    Central sensitization (CS) with low peripheral pain thresholds (PPTs) is a common finding among patients with chronic pain after whiplash (CPWI). While it has been proposed that myofascial myofascial trigger points (MTrPs) may act as modulators of central sensitization, previously reported findings are conflicting and inconclusive. The present study was designed to investigate immediate responsiveness of CS to alterations in nociceptive input. Controlled, double-blind, cross-over. Thirty-one patients with chronic pain (trapezius myalgia) and CS after whiplash. Participants were referred by randomization to group A for injection of a single peripheral pain generator (MTrP or other discrete tender point) with local anesthetic or to group B for sham injection and cross-over. Documentation of PPT (Algometer), maximum jaw opening (caliper), and grip strength (Vigorimeter), as well as subjective overall pain (visual analog scale [VAS]), was made before and after each intervention. Statistical analysis of data (Student's t test, analysis of variance) confirmed that peripheral pain thresholds were significantly higher and maximum jaw opening significantly greater after anesthetizing a focal pain generator in the trapezius, but not after a sham injection. In contrast with the objective variables, subjective generalized pain improved (VAS) after not only an injection of local anesthetic, but also, and to a similar extent, after a sham injection. CS, as expressed by lowered PPT, is a rapidly adjusting physiological response to nociceptive stimuli in some patients with chronic pain after whiplash. PPT are likely modulated by myofascial tender points in selected patients with CS. With reference to the present findings, surgical ablation of MTrPs is discussed as a potential treatment modality for CS. © 2017 American Academy of Pain Medicine. All rights reserved. For permissions, please e-mail: journals.permissions@oup.com

  6. Randomized comparison of the feasibility of three anesthetic techniques for day-case open inguinal hernia repair.

    Science.gov (United States)

    Pere, Pertti; Harju, Jukka; Kairaluoma, Pekka; Remes, Veikko; Turunen, Päivi; Rosenberg, Per H

    2016-11-01

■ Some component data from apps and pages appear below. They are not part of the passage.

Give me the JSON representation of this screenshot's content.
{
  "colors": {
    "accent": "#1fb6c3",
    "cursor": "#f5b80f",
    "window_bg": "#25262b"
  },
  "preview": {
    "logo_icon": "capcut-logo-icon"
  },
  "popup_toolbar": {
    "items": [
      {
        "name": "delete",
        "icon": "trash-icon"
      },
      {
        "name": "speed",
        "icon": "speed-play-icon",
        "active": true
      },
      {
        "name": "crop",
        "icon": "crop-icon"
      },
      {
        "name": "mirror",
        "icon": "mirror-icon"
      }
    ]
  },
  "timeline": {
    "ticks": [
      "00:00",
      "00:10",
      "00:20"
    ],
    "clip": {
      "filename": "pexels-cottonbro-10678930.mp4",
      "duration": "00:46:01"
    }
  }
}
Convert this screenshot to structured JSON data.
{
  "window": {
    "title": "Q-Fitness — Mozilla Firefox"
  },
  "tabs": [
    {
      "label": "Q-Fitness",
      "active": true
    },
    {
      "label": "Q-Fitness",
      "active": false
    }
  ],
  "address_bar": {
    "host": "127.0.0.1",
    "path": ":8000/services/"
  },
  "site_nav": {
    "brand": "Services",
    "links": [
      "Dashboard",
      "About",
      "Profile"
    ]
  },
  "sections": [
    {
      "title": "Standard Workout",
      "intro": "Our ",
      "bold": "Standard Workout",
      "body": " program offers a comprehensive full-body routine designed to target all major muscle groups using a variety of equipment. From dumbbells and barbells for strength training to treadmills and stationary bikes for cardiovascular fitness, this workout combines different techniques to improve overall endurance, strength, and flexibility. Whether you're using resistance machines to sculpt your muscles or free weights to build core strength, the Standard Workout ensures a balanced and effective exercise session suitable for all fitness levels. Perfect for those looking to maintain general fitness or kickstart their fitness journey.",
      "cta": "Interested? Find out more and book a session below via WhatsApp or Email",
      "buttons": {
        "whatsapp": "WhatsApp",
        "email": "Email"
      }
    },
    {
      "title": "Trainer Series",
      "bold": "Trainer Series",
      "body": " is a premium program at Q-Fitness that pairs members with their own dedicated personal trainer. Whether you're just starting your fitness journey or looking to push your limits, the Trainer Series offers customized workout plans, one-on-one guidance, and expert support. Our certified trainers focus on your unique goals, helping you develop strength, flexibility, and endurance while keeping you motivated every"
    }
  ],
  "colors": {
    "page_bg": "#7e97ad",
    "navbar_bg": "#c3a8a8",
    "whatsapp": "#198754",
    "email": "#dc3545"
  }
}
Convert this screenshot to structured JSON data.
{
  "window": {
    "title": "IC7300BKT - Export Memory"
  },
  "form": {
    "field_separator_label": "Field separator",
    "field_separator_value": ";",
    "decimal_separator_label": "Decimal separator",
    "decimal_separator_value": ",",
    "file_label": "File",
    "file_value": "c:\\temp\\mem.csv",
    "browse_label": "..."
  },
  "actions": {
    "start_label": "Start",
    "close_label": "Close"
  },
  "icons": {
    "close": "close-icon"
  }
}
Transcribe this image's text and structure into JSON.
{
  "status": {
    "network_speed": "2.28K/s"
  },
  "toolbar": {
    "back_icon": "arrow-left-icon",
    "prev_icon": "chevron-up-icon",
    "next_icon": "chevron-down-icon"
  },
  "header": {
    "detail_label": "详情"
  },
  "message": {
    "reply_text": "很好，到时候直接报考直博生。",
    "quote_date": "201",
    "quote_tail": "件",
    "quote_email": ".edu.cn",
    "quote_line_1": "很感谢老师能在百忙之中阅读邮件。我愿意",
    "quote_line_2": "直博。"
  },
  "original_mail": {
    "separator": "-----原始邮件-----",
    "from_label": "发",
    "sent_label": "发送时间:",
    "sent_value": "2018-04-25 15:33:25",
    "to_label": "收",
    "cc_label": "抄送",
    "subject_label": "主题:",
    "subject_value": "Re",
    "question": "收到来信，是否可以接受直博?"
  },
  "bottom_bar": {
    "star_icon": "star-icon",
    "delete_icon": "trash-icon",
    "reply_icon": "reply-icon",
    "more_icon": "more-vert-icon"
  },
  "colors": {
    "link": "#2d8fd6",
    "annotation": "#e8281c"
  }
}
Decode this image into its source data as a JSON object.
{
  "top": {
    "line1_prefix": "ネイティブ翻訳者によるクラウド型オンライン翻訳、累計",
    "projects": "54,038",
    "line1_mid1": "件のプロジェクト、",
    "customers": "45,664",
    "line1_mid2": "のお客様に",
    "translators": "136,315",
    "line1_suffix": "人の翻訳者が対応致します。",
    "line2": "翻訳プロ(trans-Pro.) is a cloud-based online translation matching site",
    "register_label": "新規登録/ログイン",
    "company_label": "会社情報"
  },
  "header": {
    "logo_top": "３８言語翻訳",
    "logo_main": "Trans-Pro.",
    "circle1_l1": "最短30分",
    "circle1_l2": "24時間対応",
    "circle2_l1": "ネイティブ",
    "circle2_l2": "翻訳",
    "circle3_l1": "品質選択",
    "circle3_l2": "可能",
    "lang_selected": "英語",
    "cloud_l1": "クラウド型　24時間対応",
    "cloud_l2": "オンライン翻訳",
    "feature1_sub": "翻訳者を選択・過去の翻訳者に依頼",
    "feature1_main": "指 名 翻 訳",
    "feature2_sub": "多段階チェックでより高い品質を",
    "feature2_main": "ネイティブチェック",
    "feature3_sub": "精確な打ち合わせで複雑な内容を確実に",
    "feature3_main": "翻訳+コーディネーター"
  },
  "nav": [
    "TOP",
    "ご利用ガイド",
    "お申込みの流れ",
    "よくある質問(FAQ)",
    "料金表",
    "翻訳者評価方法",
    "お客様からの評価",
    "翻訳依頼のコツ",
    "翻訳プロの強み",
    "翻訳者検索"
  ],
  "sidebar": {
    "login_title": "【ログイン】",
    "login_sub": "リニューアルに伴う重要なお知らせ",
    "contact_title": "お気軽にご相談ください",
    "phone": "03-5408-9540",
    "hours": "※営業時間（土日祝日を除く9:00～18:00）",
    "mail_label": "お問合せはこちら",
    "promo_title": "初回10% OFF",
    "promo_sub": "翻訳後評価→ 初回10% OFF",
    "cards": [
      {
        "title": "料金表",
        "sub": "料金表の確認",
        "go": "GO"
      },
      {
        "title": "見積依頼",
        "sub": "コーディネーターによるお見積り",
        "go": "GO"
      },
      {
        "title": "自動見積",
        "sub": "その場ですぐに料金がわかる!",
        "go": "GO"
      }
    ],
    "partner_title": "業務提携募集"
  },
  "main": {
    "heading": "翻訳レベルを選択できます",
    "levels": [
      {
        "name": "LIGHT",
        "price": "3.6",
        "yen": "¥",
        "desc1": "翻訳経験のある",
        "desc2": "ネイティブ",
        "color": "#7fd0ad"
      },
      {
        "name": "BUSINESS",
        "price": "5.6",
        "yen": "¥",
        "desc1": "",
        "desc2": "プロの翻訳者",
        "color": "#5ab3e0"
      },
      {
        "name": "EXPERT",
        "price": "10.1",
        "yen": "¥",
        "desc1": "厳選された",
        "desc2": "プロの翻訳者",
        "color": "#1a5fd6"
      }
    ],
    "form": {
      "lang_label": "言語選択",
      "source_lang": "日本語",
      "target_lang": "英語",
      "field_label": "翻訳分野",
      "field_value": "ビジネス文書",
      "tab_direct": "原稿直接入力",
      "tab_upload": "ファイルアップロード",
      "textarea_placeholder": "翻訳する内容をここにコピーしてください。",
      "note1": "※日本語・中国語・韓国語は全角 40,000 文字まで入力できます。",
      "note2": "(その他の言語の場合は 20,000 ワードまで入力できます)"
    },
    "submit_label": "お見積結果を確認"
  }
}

    Comparison of local anesthetic infiltration (LAI), spinal anesthesia (SPIN) and total intravenous anesthesia (TIVA) for open inguinal herniorrhaphy. We hypothesized that patients receiving LAI could be discharged faster than SPIN and TIVA patients. Randomized, prospective trial. University hospital day-surgery center. 156 adult male patients (ASA 1-3) undergoing day-case open inguinal herniorrhaphy. Patients were randomized to either LAI (lidocaine+ropivacaine), SPIN (bupivacaine+fentanyl) or TIVA (propofol+remifentanil). Perioperative Ringer infusion was 1.5mL/h. Urinary bladder was scanned before and after surgery. Interviews were performed on postoperative days 1, 7 and 90. Duration of surgery, duration of the patients' stay in the operating room and time until their readiness for discharge home. Patient satisfaction and adverse effects were registered. Surgery lasted longer in LAI group (median 40min) than in SPIN group (35min) (P=.003) and TIVA group (33min) (Pinfiltration was given to 32 LAI patients, and IV fentanyl to 29 LAI and 4 SPIN patients. Ephedrine was required in 34 TIVA, 5 LAI and 5 SPIN patients. One SPIN and three LAI patients had to be given TIVA and another SPIN patient LAI to com